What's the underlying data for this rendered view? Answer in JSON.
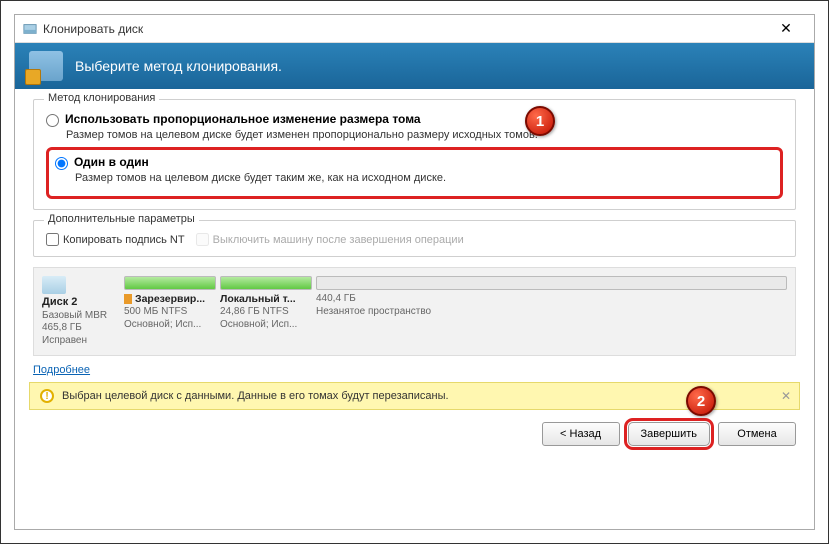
{
  "titlebar": {
    "title": "Клонировать диск"
  },
  "header": {
    "text": "Выберите метод клонирования."
  },
  "method_group": {
    "legend": "Метод клонирования",
    "opt1_label": "Использовать пропорциональное изменение размера тома",
    "opt1_desc": "Размер томов на целевом диске будет изменен пропорционально размеру исходных томов.",
    "opt2_label": "Один в один",
    "opt2_desc": "Размер томов на целевом диске будет таким же, как на исходном диске."
  },
  "extra_group": {
    "legend": "Дополнительные параметры",
    "chk1": "Копировать подпись NT",
    "chk2": "Выключить машину после завершения операции"
  },
  "disk": {
    "name": "Диск 2",
    "type": "Базовый MBR",
    "size": "465,8 ГБ",
    "status": "Исправен",
    "p1": {
      "name": "Зарезервир...",
      "size": "500 МБ NTFS",
      "kind": "Основной; Исп..."
    },
    "p2": {
      "name": "Локальный т...",
      "size": "24,86 ГБ NTFS",
      "kind": "Основной; Исп..."
    },
    "p3": {
      "name": "",
      "size": "440,4 ГБ",
      "kind": "Незанятое пространство"
    }
  },
  "more_link": "Подробнее",
  "warning": "Выбран целевой диск с данными. Данные в его томах будут перезаписаны.",
  "buttons": {
    "back": "< Назад",
    "finish": "Завершить",
    "cancel": "Отмена"
  },
  "markers": {
    "m1": "1",
    "m2": "2"
  }
}
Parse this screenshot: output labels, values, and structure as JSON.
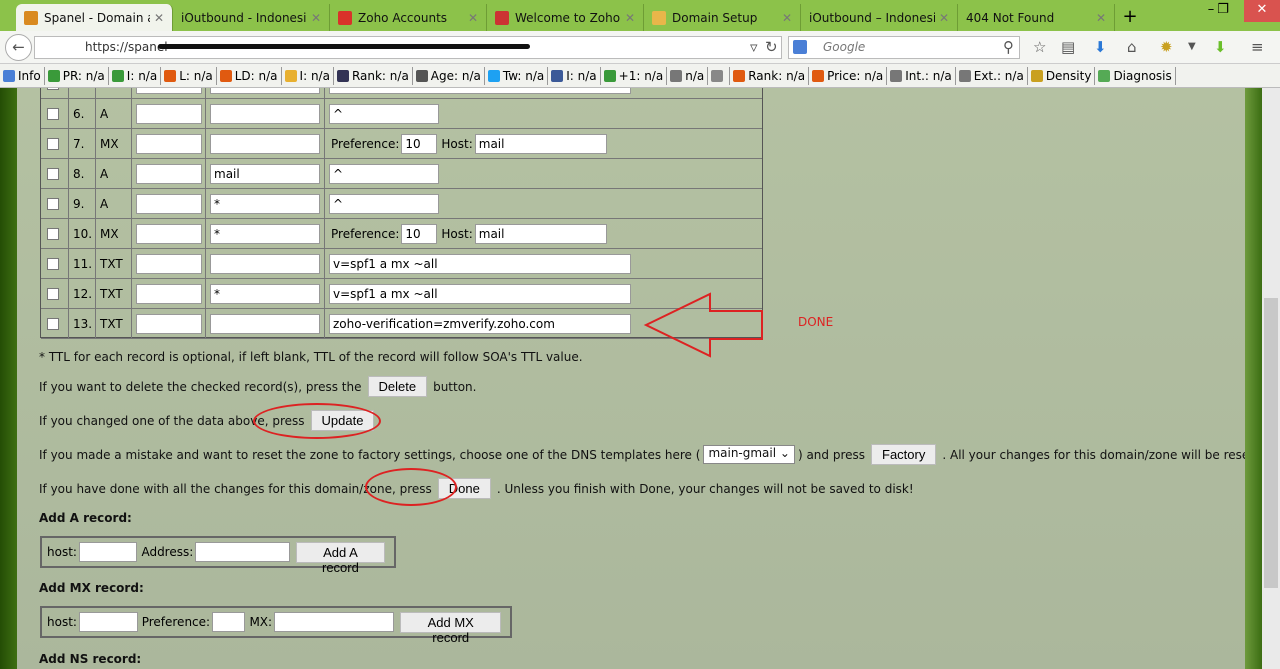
{
  "browser": {
    "tabs": [
      {
        "title": "Spanel - Domain a...",
        "icon": "spanel-icon",
        "color": "#d98a1f",
        "active": true
      },
      {
        "title": "iOutbound - Indonesia...",
        "icon": "none",
        "color": ""
      },
      {
        "title": "Zoho Accounts",
        "icon": "zoho-icon",
        "color": "#d9322a"
      },
      {
        "title": "Welcome to Zoho!...",
        "icon": "gmail-icon",
        "color": "#c33"
      },
      {
        "title": "Domain Setup",
        "icon": "mail-icon",
        "color": "#e9b64a"
      },
      {
        "title": "iOutbound – Indonesia...",
        "icon": "none",
        "color": ""
      },
      {
        "title": "404 Not Found",
        "icon": "none",
        "color": ""
      }
    ],
    "url": "https://spanel-",
    "search_placeholder": "Google",
    "bookmarks": [
      "Info",
      "PR: n/a",
      "I: n/a",
      "L: n/a",
      "LD: n/a",
      "I: n/a",
      "Rank: n/a",
      "Age: n/a",
      "Tw: n/a",
      "I: n/a",
      "+1: n/a",
      "n/a",
      "",
      "Rank: n/a",
      "Price: n/a",
      "Int.: n/a",
      "Ext.: n/a",
      "Density",
      "Diagnosis"
    ]
  },
  "records": [
    {
      "num": "",
      "type": "",
      "host": "",
      "kind": "plain",
      "value": ""
    },
    {
      "num": "6.",
      "type": "A",
      "host": "",
      "kind": "short",
      "value": "^"
    },
    {
      "num": "7.",
      "type": "MX",
      "host": "",
      "kind": "mx",
      "pref": "10",
      "mxhost": "mail"
    },
    {
      "num": "8.",
      "type": "A",
      "host": "mail",
      "kind": "short",
      "value": "^"
    },
    {
      "num": "9.",
      "type": "A",
      "host": "*",
      "kind": "short",
      "value": "^"
    },
    {
      "num": "10.",
      "type": "MX",
      "host": "*",
      "kind": "mx",
      "pref": "10",
      "mxhost": "mail"
    },
    {
      "num": "11.",
      "type": "TXT",
      "host": "",
      "kind": "long",
      "value": "v=spf1 a mx ~all"
    },
    {
      "num": "12.",
      "type": "TXT",
      "host": "*",
      "kind": "long",
      "value": "v=spf1 a mx ~all"
    },
    {
      "num": "13.",
      "type": "TXT",
      "host": "",
      "kind": "long",
      "value": "zoho-verification=zmverify.zoho.com"
    }
  ],
  "labels": {
    "preference": "Preference:",
    "host": "Host:"
  },
  "annotation": {
    "done_text": "DONE",
    "color": "#d22222"
  },
  "text": {
    "ttl_note": "* TTL for each record is optional, if left blank, TTL of the record will follow SOA's TTL value.",
    "delete_pre": "If you want to delete the checked record(s), press the",
    "delete_btn": "Delete",
    "delete_post": "button.",
    "update_pre": "If you changed one of the data above, press",
    "update_btn": "Update",
    "reset_pre": "If you made a mistake and want to reset the zone to factory settings, choose one of the DNS templates here (",
    "template": "main-gmail",
    "reset_mid": ") and press",
    "factory_btn": "Factory",
    "reset_post": ". All your changes for this domain/zone will be reset!",
    "done_pre": "If you have done with all the changes for this domain/zone, press",
    "done_btn": "Done",
    "done_post": ". Unless you finish with Done, your changes will not be saved to disk!",
    "add_a": "Add A record:",
    "a_host": "host:",
    "a_address": "Address:",
    "add_a_btn": "Add A record",
    "add_mx": "Add MX record:",
    "mx_host": "host:",
    "mx_pref": "Preference:",
    "mx_mx": "MX:",
    "add_mx_btn": "Add MX record",
    "add_ns": "Add NS record:"
  }
}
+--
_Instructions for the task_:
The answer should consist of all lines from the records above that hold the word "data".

_Written solution_:
What's the underlying data for this rendered view? Answer in JSON.
    "update_pre": "If you changed one of the data above, press",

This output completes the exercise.